» WHAT IS NEEDED
In the copy of these records, include no pictures and change nothing else.

Saved entries
- - - - -

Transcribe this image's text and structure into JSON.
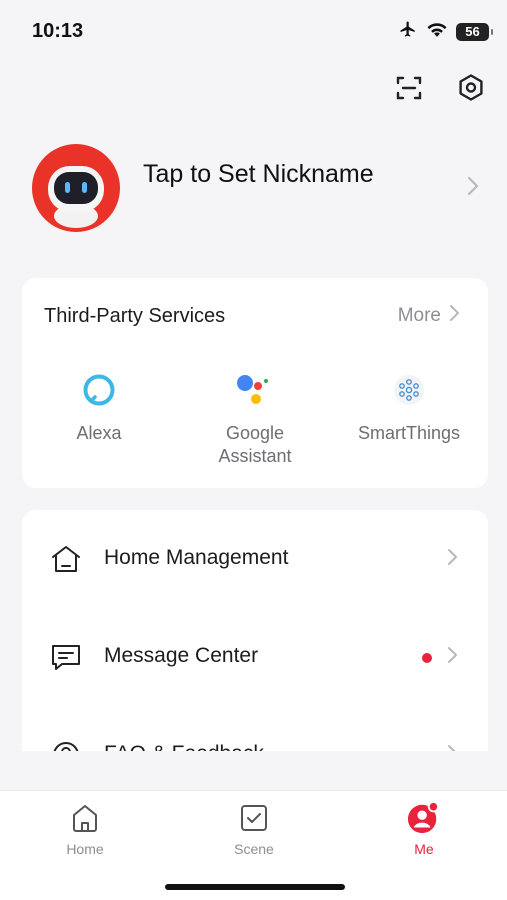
{
  "status": {
    "time": "10:13",
    "battery": "56",
    "icons": [
      "airplane-icon",
      "wifi-icon",
      "battery-icon"
    ]
  },
  "top_actions": {
    "icons": [
      "scan-icon",
      "settings-icon"
    ]
  },
  "profile": {
    "nickname": "Tap to Set Nickname"
  },
  "third_party": {
    "title": "Third-Party Services",
    "more_label": "More",
    "services": [
      {
        "label": "Alexa",
        "icon": "alexa-icon"
      },
      {
        "label": "Google\nAssistant",
        "icon": "google-assistant-icon"
      },
      {
        "label": "SmartThings",
        "icon": "smartthings-icon"
      }
    ]
  },
  "menu": {
    "items": [
      {
        "label": "Home Management",
        "icon": "home-outline-icon"
      },
      {
        "label": "Message Center",
        "icon": "message-icon",
        "has_dot": true
      },
      {
        "label": "FAQ & Feedback",
        "icon": "help-icon"
      }
    ]
  },
  "tabs": [
    {
      "label": "Home",
      "icon": "home-icon",
      "active": false
    },
    {
      "label": "Scene",
      "icon": "scene-icon",
      "active": false
    },
    {
      "label": "Me",
      "icon": "me-icon",
      "active": true
    }
  ],
  "colors": {
    "accent": "#e8243c",
    "background": "#f5f5f7",
    "card": "#ffffff",
    "muted_text": "#8e8e93"
  }
}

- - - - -

» ANSWER TO THIS TASK
Transcribe this image's text and structure into JSON.
{
  "status": {
    "time": "10:13",
    "battery": "56",
    "icons": [
      "airplane-icon",
      "wifi-icon",
      "battery-icon"
    ]
  },
  "top_actions": {
    "icons": [
      "scan-icon",
      "settings-icon"
    ]
  },
  "profile": {
    "nickname": "Tap to Set Nickname"
  },
  "third_party": {
    "title": "Third-Party Services",
    "more_label": "More",
    "services": [
      {
        "label": "Alexa",
        "icon": "alexa-icon"
      },
      {
        "label": "Google\nAssistant",
        "icon": "google-assistant-icon"
      },
      {
        "label": "SmartThings",
        "icon": "smartthings-icon"
      }
    ]
  },
  "menu": {
    "items": [
      {
        "label": "Home Management",
        "icon": "home-outline-icon"
      },
      {
        "label": "Message Center",
        "icon": "message-icon",
        "has_dot": true
      },
      {
        "label": "FAQ & Feedback",
        "icon": "help-icon"
      }
    ]
  },
  "tabs": [
    {
      "label": "Home",
      "icon": "home-icon",
      "active": false
    },
    {
      "label": "Scene",
      "icon": "scene-icon",
      "active": false
    },
    {
      "label": "Me",
      "icon": "me-icon",
      "active": true
    }
  ],
  "colors": {
    "accent": "#e8243c",
    "background": "#f5f5f7",
    "card": "#ffffff",
    "muted_text": "#8e8e93"
  }
}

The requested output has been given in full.